YOUR INSTRUCTIONS: Your job is to retype the records exactly while dropping every picture.

ENTRIES PROVIDED:
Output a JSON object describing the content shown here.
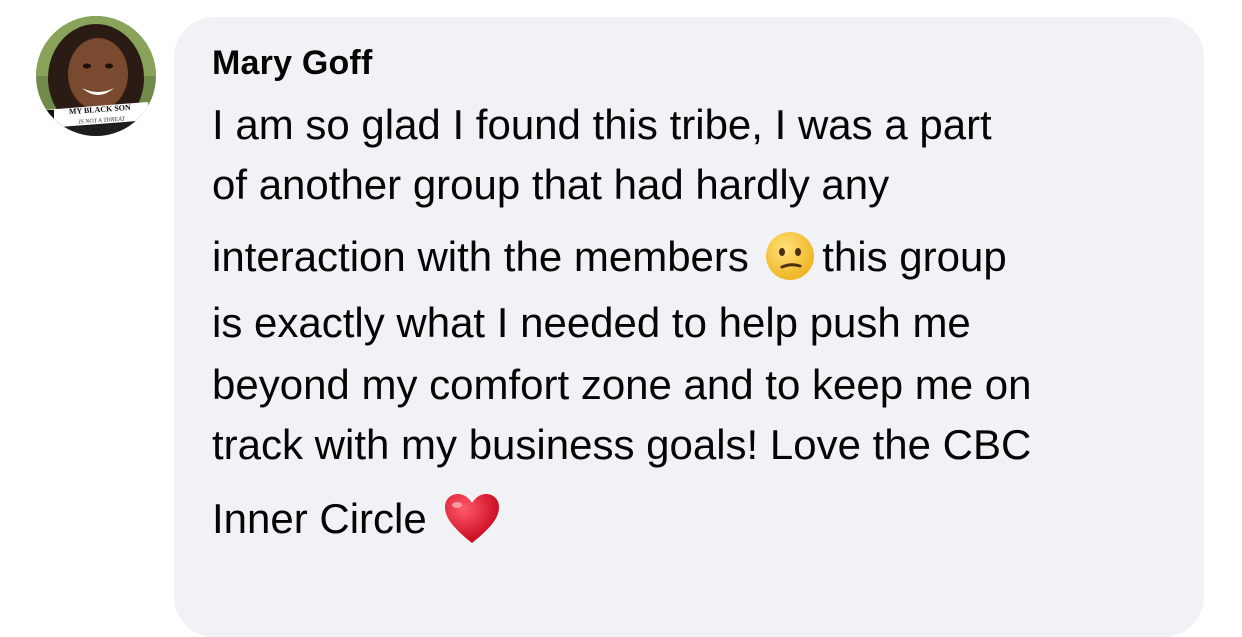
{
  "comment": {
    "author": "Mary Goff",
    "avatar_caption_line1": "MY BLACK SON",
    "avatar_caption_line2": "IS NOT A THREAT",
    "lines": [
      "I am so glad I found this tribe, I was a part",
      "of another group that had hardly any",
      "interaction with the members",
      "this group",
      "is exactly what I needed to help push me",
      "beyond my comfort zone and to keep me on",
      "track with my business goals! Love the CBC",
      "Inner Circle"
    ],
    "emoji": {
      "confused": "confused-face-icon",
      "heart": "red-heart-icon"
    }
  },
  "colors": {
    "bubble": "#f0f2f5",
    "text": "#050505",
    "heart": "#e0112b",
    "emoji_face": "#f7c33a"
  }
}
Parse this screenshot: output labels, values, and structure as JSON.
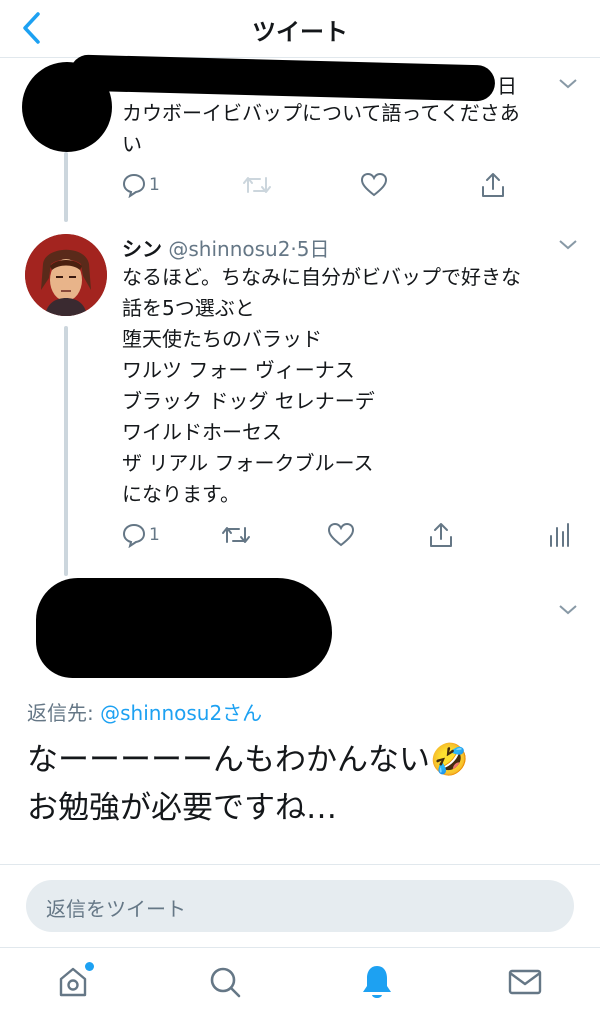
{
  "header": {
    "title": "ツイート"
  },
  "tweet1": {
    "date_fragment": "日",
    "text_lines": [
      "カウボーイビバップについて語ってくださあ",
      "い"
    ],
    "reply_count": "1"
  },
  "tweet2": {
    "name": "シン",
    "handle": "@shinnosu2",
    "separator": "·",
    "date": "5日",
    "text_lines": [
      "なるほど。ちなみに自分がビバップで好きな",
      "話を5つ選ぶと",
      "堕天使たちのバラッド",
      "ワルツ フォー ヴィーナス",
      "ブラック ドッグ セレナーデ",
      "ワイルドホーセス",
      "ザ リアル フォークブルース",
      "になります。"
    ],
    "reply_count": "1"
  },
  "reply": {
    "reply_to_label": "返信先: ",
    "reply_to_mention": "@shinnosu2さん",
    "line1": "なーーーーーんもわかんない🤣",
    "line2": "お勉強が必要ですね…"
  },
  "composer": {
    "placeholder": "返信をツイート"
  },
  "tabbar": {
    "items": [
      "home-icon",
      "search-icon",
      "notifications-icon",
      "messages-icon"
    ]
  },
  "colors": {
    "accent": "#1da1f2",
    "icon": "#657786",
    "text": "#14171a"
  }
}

TASK RESULT:
Output a JSON object describing the content shown here.
{
  "comment": {
    "author": "Mary Goff",
    "avatar_caption_line1": "MY BLACK SON",
    "avatar_caption_line2": "IS NOT A THREAT",
    "lines": [
      "I am so glad I found this tribe, I was a part",
      "of another group that had hardly any",
      "interaction with the members",
      "this group",
      "is exactly what I needed to help push me",
      "beyond my comfort zone and to keep me on",
      "track with my business goals! Love the CBC",
      "Inner Circle"
    ],
    "emoji": {
      "confused": "confused-face-icon",
      "heart": "red-heart-icon"
    }
  },
  "colors": {
    "bubble": "#f0f2f5",
    "text": "#050505",
    "heart": "#e0112b",
    "emoji_face": "#f7c33a"
  }
}
Parse this screenshot: output labels, values, and structure as JSON.
{
  "header": {
    "title": "ツイート"
  },
  "tweet1": {
    "date_fragment": "日",
    "text_lines": [
      "カウボーイビバップについて語ってくださあ",
      "い"
    ],
    "reply_count": "1"
  },
  "tweet2": {
    "name": "シン",
    "handle": "@shinnosu2",
    "separator": "·",
    "date": "5日",
    "text_lines": [
      "なるほど。ちなみに自分がビバップで好きな",
      "話を5つ選ぶと",
      "堕天使たちのバラッド",
      "ワルツ フォー ヴィーナス",
      "ブラック ドッグ セレナーデ",
      "ワイルドホーセス",
      "ザ リアル フォークブルース",
      "になります。"
    ],
    "reply_count": "1"
  },
  "reply": {
    "reply_to_label": "返信先: ",
    "reply_to_mention": "@shinnosu2さん",
    "line1": "なーーーーーんもわかんない🤣",
    "line2": "お勉強が必要ですね…"
  },
  "composer": {
    "placeholder": "返信をツイート"
  },
  "tabbar": {
    "items": [
      "home-icon",
      "search-icon",
      "notifications-icon",
      "messages-icon"
    ]
  },
  "colors": {
    "accent": "#1da1f2",
    "icon": "#657786",
    "text": "#14171a"
  }
}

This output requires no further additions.